What is the PPI?

The PPI is a family of more than 10,000 indexes covering the output of nearly all industries in the goods-producing sector of the U.S. economy and approximately three quarters of the service sector, as well as natural gas and electric utilities, construction, and goods competitive with those made in producing sectors (such as scrap materials). PPIs measure price change from the perspective of the seller. This contrasts with other measures, such as the Consumer Price Index (CPI), that measure price change from the purchaser's perspective. Sellers' and purchasers' prices may differ due to factors such as government subsidies, sales and excise taxes, and distribution costs.

Importance and Uses of PPI Data

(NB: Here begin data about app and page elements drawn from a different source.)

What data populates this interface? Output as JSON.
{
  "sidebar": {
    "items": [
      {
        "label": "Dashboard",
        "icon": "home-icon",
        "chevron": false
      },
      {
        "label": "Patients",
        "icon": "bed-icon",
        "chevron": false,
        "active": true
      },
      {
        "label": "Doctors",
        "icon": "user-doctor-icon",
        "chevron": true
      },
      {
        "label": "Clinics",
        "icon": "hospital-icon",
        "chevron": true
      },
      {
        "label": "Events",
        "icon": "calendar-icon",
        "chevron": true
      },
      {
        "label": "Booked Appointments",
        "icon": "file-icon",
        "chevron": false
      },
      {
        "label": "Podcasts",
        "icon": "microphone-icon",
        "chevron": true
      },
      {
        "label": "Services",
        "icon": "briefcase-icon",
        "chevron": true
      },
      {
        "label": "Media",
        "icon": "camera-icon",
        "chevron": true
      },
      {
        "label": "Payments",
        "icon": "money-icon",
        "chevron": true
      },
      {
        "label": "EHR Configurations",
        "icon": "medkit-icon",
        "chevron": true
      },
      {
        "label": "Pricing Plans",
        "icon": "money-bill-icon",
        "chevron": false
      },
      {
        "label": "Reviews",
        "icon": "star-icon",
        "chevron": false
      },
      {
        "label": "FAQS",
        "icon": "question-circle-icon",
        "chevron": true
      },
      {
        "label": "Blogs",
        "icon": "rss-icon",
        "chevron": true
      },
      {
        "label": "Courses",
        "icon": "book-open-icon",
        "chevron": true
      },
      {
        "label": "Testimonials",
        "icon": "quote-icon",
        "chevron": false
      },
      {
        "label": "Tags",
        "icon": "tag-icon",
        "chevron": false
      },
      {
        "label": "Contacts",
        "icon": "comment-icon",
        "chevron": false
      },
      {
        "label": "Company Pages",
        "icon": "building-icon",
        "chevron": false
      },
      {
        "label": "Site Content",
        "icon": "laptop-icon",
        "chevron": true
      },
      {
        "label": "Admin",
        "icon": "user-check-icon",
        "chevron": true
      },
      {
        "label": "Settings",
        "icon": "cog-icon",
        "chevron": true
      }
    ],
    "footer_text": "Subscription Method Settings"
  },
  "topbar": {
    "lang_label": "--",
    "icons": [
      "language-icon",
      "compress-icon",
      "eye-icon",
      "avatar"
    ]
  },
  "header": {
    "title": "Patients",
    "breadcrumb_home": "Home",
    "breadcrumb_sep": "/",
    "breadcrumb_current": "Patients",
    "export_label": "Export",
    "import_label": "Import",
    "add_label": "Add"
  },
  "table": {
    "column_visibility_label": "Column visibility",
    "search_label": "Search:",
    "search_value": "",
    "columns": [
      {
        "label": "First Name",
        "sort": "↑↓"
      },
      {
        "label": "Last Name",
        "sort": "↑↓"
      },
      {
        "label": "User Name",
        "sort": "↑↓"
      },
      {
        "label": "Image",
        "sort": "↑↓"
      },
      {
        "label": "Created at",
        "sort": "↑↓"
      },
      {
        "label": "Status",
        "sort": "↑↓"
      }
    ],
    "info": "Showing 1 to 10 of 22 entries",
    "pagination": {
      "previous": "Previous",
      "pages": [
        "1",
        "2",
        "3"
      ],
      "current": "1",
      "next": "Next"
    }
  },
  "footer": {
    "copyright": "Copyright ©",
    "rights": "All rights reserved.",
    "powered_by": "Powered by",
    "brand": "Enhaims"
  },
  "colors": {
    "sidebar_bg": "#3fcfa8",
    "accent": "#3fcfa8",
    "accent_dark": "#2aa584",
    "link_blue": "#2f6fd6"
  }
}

  • Contract escalation. It is often desirable to include an escalation clause in purchase and sales contracts that accounts for changes in input prices at some point in the future. For example, a long-term contract for bread may be escalated for changes in wheat prices by applying the percent change in the PPI for wheat to the contracted price for bread. (See PPI Escalation Guide for Contracting Parties.)
  • Indicator of overall price movement at the producer level. PPIs capture price movement from the perspective of the producer or service provider. Therefore, they may foreshadow subsequent price changes for businesses and consumers. The President, Congress, and the Federal Reserve employ these data in formulating fiscal and monetary policies.
  • Deflator of other economic series. PPI´s are used to adjust other time series for price changes and to translate those series into inflation-free dollars. For example, constant-dollar Gross Domestic Product (GDP) data are estimated using deflators based on the PPI.
  • Measure of price movement for particular industries and products. Indexes for products and services are available by industry as well as by similarity of use or material composition. Along with a limited number of other special groupings, PPIs are also available grouped by the amount of processing products have undergone, known as stage-of-processing (SOP) indexes. (See PPI Databases.)
  • Comparison of input and output costs. PPIs are published for items ranging from raw materials to finished products. Users may wish to compare, for example, how the PPI for machinery varies with changes in the PPI for raw metal.
  • Comparison of industry-based price data to other industry-oriented economic time series. Industry-based PPI data can be used in conjunction with other BLS economic time series data (employment, unemployment, average hourly earnings, etc.) to provide a comprehensive overview of the industry. (See Industries at a Glance.)
  • Forecasting. Examples range from individual companies forecasting cost of inventory to government agencies making forecasts about the national economy.
  • LIFO (i.e., last-in, first-out) inventory valuation. The Internal Revenue Service recommends the use of PPI commodity data for LIFO inventory valuation purposes when filing business tax returns (See 26 USC § 1.472-8(e)(3)(iii)(B)(2)).

Last Modified Date: September 28, 2012